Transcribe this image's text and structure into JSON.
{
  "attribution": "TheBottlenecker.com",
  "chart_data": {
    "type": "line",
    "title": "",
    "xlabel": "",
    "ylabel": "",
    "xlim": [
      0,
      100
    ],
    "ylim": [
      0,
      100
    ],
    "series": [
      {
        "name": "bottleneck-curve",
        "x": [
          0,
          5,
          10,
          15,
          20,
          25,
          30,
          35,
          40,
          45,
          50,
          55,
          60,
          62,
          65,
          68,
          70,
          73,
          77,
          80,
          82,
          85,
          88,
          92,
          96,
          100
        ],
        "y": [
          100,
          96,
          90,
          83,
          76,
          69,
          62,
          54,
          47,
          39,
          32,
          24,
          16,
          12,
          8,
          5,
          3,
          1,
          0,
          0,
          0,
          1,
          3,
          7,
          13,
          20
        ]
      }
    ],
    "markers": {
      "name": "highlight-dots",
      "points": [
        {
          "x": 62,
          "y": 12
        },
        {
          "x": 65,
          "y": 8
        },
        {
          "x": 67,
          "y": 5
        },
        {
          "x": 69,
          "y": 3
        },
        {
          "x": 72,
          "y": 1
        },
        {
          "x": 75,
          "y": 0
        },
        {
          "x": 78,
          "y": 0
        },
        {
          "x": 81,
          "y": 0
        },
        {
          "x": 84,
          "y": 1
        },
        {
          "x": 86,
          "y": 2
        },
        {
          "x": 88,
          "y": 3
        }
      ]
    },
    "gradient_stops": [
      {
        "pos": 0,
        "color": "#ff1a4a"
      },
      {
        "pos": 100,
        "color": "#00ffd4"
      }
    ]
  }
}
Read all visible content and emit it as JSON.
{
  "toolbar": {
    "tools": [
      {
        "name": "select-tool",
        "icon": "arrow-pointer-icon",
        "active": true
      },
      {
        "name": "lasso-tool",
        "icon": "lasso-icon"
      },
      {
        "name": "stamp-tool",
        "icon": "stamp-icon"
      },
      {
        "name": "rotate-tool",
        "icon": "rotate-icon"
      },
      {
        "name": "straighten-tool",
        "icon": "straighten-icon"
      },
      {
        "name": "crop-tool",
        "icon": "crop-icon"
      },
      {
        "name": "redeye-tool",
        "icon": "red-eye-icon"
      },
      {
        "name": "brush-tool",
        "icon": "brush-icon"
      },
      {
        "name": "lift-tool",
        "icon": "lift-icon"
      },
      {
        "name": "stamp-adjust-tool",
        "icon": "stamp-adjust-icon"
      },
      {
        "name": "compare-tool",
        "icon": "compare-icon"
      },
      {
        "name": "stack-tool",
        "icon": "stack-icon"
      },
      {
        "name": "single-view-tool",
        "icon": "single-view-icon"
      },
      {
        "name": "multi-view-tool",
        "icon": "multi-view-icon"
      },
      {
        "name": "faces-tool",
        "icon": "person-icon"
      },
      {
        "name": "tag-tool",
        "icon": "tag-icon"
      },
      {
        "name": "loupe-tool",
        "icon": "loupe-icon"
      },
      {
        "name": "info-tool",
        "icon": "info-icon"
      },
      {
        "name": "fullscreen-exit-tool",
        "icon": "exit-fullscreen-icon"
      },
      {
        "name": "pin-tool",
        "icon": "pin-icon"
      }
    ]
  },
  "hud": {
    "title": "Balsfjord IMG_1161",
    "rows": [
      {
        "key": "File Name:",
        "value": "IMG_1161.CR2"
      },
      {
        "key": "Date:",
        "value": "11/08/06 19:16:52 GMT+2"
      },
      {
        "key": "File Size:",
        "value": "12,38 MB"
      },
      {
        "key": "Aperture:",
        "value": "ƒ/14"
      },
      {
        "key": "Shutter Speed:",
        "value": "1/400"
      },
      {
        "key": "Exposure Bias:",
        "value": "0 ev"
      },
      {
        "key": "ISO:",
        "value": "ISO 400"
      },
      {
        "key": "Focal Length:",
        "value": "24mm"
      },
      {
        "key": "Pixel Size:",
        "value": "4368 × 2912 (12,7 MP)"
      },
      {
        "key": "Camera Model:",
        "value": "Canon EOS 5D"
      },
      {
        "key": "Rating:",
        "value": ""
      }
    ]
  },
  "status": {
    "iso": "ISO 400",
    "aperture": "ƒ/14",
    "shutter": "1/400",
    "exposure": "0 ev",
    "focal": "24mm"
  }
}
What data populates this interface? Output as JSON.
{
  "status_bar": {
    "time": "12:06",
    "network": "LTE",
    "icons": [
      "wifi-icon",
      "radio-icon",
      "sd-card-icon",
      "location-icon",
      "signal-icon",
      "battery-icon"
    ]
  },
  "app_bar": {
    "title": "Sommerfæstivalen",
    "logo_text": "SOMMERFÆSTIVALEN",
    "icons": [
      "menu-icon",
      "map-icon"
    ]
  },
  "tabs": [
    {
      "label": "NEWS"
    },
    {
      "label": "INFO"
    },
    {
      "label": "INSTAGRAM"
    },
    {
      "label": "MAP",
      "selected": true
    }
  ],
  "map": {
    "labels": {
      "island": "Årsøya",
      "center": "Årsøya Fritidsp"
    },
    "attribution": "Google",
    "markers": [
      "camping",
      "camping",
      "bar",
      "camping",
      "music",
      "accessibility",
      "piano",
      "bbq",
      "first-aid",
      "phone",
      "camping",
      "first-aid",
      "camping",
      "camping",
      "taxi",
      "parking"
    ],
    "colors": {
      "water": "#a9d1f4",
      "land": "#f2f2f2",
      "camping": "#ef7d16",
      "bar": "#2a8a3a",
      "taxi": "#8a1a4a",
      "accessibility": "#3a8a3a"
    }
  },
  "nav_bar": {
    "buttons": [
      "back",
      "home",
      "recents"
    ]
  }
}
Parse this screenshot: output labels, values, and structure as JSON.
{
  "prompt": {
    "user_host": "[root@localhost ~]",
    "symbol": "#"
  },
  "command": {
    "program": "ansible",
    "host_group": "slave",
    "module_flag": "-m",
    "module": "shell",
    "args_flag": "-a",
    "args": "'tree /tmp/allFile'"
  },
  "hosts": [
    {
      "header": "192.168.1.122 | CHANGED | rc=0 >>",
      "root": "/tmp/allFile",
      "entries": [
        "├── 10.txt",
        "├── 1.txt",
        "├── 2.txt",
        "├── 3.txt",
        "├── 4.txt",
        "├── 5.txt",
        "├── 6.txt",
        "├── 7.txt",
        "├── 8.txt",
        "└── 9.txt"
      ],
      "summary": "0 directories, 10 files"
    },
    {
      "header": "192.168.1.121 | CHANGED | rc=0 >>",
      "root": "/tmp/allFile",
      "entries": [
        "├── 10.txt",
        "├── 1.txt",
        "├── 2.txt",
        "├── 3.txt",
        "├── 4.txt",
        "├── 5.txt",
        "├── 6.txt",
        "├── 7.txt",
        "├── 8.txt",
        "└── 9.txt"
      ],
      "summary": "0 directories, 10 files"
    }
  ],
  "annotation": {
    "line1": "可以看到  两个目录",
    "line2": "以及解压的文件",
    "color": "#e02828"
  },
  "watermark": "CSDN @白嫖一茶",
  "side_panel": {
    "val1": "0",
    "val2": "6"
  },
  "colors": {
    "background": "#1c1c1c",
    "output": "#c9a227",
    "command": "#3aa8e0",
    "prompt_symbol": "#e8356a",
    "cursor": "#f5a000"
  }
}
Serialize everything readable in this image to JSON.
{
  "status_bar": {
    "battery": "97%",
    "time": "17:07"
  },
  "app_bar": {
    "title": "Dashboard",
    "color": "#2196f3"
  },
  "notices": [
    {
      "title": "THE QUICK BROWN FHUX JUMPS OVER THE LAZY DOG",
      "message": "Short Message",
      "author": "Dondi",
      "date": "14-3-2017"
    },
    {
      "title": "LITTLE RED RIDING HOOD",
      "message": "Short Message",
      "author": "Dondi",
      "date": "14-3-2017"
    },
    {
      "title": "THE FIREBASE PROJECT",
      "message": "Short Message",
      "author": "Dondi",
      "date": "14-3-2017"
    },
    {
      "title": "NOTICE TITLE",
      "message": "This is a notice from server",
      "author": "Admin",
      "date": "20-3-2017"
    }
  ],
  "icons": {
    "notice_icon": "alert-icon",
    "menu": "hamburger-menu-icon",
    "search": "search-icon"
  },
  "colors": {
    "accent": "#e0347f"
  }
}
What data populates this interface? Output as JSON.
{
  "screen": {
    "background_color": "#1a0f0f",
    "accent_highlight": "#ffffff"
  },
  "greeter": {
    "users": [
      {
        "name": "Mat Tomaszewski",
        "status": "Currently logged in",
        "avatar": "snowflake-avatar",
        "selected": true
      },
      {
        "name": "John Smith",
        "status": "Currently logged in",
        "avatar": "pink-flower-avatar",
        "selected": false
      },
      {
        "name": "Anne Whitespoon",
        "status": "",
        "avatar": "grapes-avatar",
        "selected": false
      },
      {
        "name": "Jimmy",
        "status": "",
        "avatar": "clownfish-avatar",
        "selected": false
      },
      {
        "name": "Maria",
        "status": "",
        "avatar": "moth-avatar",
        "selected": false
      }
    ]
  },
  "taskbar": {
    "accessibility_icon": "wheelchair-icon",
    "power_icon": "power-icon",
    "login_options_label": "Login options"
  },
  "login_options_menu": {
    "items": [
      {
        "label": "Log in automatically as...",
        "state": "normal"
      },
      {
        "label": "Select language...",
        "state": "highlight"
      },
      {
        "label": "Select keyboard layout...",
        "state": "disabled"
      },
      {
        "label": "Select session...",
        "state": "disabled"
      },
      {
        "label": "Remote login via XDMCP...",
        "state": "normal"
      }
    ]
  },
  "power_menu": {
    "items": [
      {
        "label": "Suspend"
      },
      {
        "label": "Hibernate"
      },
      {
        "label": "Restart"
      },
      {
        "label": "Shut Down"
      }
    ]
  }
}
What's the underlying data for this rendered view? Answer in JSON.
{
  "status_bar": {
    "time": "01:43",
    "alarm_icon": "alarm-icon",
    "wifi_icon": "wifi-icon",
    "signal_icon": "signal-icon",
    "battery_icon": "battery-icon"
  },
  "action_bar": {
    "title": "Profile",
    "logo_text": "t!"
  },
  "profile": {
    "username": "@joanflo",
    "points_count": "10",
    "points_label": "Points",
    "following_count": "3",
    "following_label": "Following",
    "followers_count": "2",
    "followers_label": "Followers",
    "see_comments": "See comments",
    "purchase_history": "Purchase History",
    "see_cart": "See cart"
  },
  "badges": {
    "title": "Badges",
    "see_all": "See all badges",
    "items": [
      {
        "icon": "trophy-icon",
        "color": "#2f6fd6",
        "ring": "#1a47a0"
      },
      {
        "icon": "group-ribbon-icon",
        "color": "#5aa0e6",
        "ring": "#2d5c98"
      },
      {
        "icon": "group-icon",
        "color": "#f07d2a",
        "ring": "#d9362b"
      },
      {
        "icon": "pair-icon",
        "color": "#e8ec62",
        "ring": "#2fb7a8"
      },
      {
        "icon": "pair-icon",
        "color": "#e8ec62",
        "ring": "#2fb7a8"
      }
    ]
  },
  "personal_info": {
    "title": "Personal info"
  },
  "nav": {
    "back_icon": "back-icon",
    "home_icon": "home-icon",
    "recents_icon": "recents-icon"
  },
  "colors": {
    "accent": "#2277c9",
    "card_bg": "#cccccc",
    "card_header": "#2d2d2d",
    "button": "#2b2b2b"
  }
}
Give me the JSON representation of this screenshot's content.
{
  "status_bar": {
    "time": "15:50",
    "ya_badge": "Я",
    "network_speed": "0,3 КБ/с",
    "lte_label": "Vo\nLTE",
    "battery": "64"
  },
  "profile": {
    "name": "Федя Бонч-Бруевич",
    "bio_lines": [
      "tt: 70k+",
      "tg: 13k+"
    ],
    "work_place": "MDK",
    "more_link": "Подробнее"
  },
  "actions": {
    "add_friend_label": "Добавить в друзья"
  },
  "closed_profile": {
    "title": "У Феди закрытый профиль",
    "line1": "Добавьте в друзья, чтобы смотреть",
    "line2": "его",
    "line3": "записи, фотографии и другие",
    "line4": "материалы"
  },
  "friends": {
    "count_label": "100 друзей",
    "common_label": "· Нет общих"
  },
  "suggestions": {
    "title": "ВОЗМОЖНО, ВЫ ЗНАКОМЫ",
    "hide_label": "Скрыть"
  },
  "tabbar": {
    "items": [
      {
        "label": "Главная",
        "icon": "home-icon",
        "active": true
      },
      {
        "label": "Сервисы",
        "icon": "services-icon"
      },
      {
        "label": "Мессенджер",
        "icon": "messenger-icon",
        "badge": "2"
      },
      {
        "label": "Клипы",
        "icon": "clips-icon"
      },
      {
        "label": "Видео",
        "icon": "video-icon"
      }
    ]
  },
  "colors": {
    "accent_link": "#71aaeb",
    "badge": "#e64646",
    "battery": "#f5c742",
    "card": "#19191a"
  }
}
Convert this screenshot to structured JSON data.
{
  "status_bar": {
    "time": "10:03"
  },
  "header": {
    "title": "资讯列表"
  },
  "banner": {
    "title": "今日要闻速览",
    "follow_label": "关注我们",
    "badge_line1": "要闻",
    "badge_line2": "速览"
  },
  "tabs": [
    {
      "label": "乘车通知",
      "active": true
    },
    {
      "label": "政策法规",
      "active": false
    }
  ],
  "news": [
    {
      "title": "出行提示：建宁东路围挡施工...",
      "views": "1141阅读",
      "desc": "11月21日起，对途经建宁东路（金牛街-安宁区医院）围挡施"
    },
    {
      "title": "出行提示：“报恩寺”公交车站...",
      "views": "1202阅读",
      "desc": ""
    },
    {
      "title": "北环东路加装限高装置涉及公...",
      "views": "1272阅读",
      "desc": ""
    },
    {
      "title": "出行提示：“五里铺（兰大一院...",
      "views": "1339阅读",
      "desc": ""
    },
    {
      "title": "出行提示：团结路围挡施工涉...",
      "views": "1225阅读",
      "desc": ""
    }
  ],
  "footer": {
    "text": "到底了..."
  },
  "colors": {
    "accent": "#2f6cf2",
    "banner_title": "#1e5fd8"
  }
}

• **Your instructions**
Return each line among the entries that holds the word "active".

• **Response box**
        "active": true
        "active": true
      "active": true
      "active": false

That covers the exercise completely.